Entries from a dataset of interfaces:
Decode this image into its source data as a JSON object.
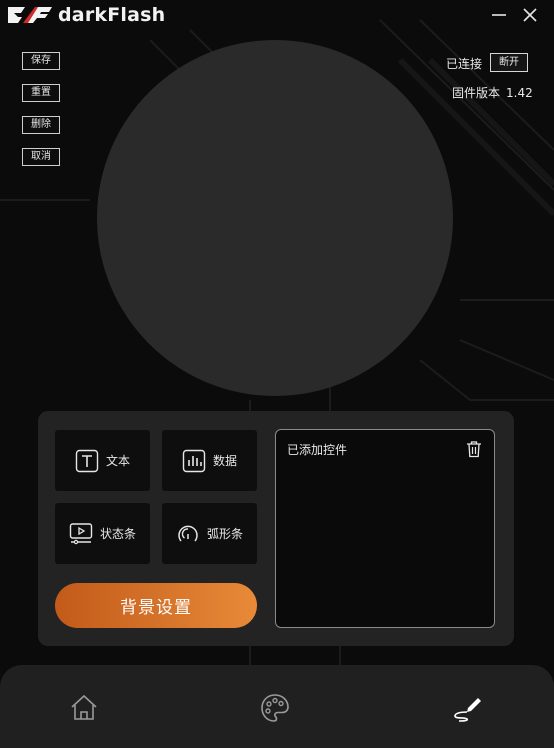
{
  "app": {
    "brand": "darkFlash"
  },
  "toolbar": {
    "save": "保存",
    "reset": "重置",
    "delete": "删除",
    "cancel": "取消"
  },
  "connection": {
    "status": "已连接",
    "disconnect": "断开",
    "firmware_label": "固件版本",
    "firmware_version": "1.42"
  },
  "widgets": {
    "text": "文本",
    "data": "数据",
    "status_bar": "状态条",
    "arc_bar": "弧形条"
  },
  "background_settings": "背景设置",
  "added_panel": {
    "title": "已添加控件"
  },
  "colors": {
    "accent_start": "#c25a1a",
    "accent_end": "#e88a38",
    "logo_red": "#d22a2a",
    "preview": "#2a2a2a"
  },
  "nav": {
    "items": [
      {
        "icon": "home-icon"
      },
      {
        "icon": "palette-icon"
      },
      {
        "icon": "pen-edit-icon",
        "active": true
      }
    ]
  }
}
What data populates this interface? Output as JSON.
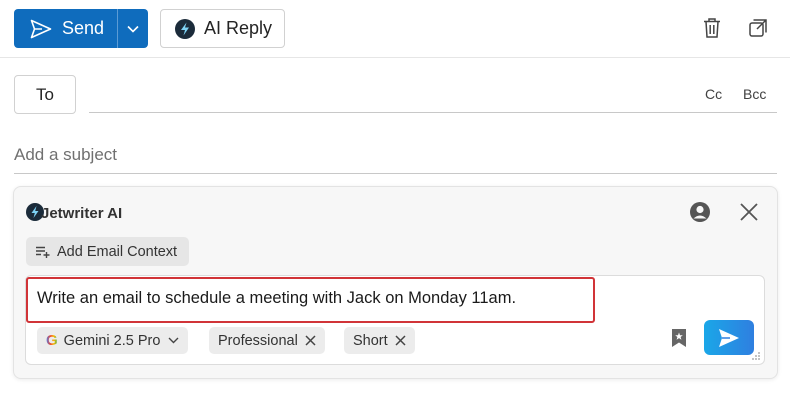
{
  "toolbar": {
    "send_label": "Send",
    "ai_reply_label": "AI Reply",
    "icons": [
      "send-icon",
      "chevron-down-icon",
      "bolt-icon",
      "trash-icon",
      "popout-icon"
    ]
  },
  "recipients": {
    "to_label": "To",
    "cc_label": "Cc",
    "bcc_label": "Bcc",
    "subject_placeholder": "Add a subject"
  },
  "ai_panel": {
    "title": "Jetwriter AI",
    "add_context_label": "Add Email Context",
    "prompt_text": "Write an email to schedule a meeting with Jack on Monday 11am.",
    "model": "Gemini 2.5 Pro",
    "tone": "Professional",
    "length": "Short"
  },
  "colors": {
    "primary": "#0f6cbd",
    "highlight_border": "#d13438",
    "send_gradient_start": "#1aa7e8",
    "send_gradient_end": "#2f7fe0"
  }
}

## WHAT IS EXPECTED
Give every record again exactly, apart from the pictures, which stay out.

## EXPECTED ANSWER
Decode this image into its source data as a JSON object.
{
  "app": {
    "brand": "darkFlash"
  },
  "toolbar": {
    "save": "保存",
    "reset": "重置",
    "delete": "删除",
    "cancel": "取消"
  },
  "connection": {
    "status": "已连接",
    "disconnect": "断开",
    "firmware_label": "固件版本",
    "firmware_version": "1.42"
  },
  "widgets": {
    "text": "文本",
    "data": "数据",
    "status_bar": "状态条",
    "arc_bar": "弧形条"
  },
  "background_settings": "背景设置",
  "added_panel": {
    "title": "已添加控件"
  },
  "colors": {
    "accent_start": "#c25a1a",
    "accent_end": "#e88a38",
    "logo_red": "#d22a2a",
    "preview": "#2a2a2a"
  },
  "nav": {
    "items": [
      {
        "icon": "home-icon"
      },
      {
        "icon": "palette-icon"
      },
      {
        "icon": "pen-edit-icon",
        "active": true
      }
    ]
  }
}
What data populates this interface? Output as JSON.
{
  "toolbar": {
    "send_label": "Send",
    "ai_reply_label": "AI Reply",
    "icons": [
      "send-icon",
      "chevron-down-icon",
      "bolt-icon",
      "trash-icon",
      "popout-icon"
    ]
  },
  "recipients": {
    "to_label": "To",
    "cc_label": "Cc",
    "bcc_label": "Bcc",
    "subject_placeholder": "Add a subject"
  },
  "ai_panel": {
    "title": "Jetwriter AI",
    "add_context_label": "Add Email Context",
    "prompt_text": "Write an email to schedule a meeting with Jack on Monday 11am.",
    "model": "Gemini 2.5 Pro",
    "tone": "Professional",
    "length": "Short"
  },
  "colors": {
    "primary": "#0f6cbd",
    "highlight_border": "#d13438",
    "send_gradient_start": "#1aa7e8",
    "send_gradient_end": "#2f7fe0"
  }
}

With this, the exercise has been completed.